Cholesterol-lowering statin drugs are a $100 billion a year industry. Lipitor is by far the most profitable drug in the history of mankind among all pharmaceutical products, let alone being the most profitable cholesterol drug before its patent expired at the end of 2011. Sales to date from this one particular cholesterol-lowering statin drug have exceeded $140 billion.
Lipitor benefited from the change in marketing laws in 1997 that allowed pharmaceutical companies in the U.S. to advertise their products directly to consumers. Pfizer convinced an entire generation of Americans that they needed a pill to lower their cholesterol in order to prevent heart disease, in what will go down as one of the most brilliant and unethical marketing schemes of all time.
After Lipitor’s patent expired at the end of 2011, the FDA issued its first warnings against statin drugs, which includes: liver injury, memory loss, diabetes, and muscle damage.

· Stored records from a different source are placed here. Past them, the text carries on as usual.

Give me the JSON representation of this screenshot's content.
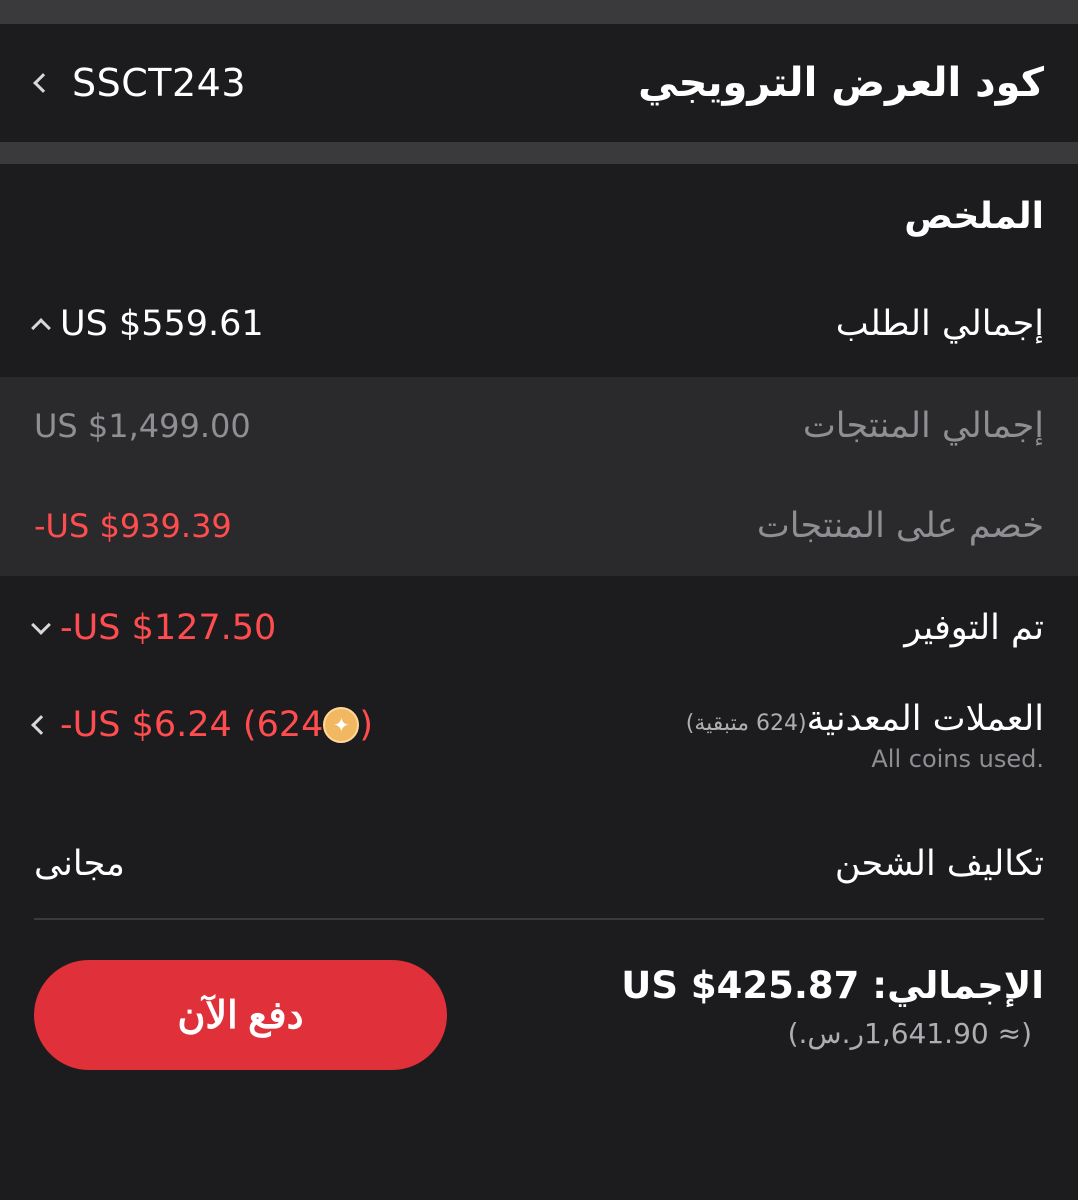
{
  "promo": {
    "title": "كود العرض الترويجي",
    "code": "SSCT243"
  },
  "summary": {
    "title": "الملخص",
    "order_total": {
      "label": "إجمالي الطلب",
      "value": "US $559.61"
    },
    "products_total": {
      "label": "إجمالي المنتجات",
      "value": "US $1,499.00"
    },
    "products_discount": {
      "label": "خصم على المنتجات",
      "value": "-US $939.39"
    },
    "saved": {
      "label": "تم التوفير",
      "value": "-US $127.50"
    },
    "coins": {
      "label": "العملات المعدنية",
      "remaining": "(624 متبقية)",
      "note": "All coins used.",
      "value_prefix": "-US $6.24 (624",
      "value_suffix": ")"
    },
    "shipping": {
      "label": "تكاليف الشحن",
      "value": "مجانى"
    }
  },
  "footer": {
    "total": "الإجمالي: US $425.87",
    "approx": "(≈ 1,641.90ر.س.)",
    "pay_label": "دفع الآن"
  },
  "colors": {
    "accent": "#e0303a",
    "negative": "#ff4d4f",
    "coin": "#f2b861"
  },
  "icons": {
    "back": "chevron-left-icon",
    "collapse": "chevron-up-icon",
    "expand": "chevron-down-icon",
    "coin": "coin-icon"
  }
}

Soon after issuing these warnings, the lawsuits started trickling in. Today, with more and more studies being published linking statin drug use to various side effects, those lawsuits have become a tidal wave, even though you are not likely to hear much about this in the mainstream media.
Here is a FAQ put out by attorney Steve Fields of the Fields Law Office:
Why Are People Filing Lipitor Lawsuit Claims?
Hundreds of product liability lawsuits have been filed against Pfizer, claiming its blockbuster medication introduces an increased risk of new-onset type 2 diabetes.
Prescription medications commonly cause side effects. Manufacturers have a responsibility to warn the public about them. The cases pending against Pfizer allege the company neglected to adequately warn users that they might become diabetic. Some plaintiffs have accused Pfizer of purposely hiding the risk from the public.
Is There Evidence That Lipitor Causes Diabetes?
Observational data from numerous studies dating back to 1994 consistently show that select groups taking atorvastatin are at a higher-than-average risk of developing the disease.
For example, a 2011 study appearing in the Journal of the American College of Cardiology examined data from 3 separate trials involving Lipitor. The authors showed that Lipitor users in all 3 studies developed diabetes at a higher rate compared to individuals given a placebo and individuals given a different statin (simvastatin).
Other studies published in The Lancet, Journal of the American Medical Association, and JAMA Internal Medicine have shown similar results, leading researchers to believe that there may be an increased risk of Lipitor causing diabetes, especially in women.
Why Didn’t Pfizer Warn The Public About The Danger?
Since 1996, atorvastatin has generated more than $130 billion in revenue for Pfizer. It’s safe to assume that disclosing a possible link between Lipitor and diabetes would have negatively affected sales. Many plaintiffs have openly speculated that Pfizer concealed the danger in order to protect its revenue stream.
Does The FDA Know About The Link Between Lipitor And Diabetes?
The FDA issued a public news release in 2012 announcing that some patients had reported high blood sugar levels and new-onset type 2 diabetes after using drugs like Lipitor. The agency noted that it would oversee safety labeling changes on the drugs. Despite the risk, the FDA has not yet seen fit to issue a Lipitor recall.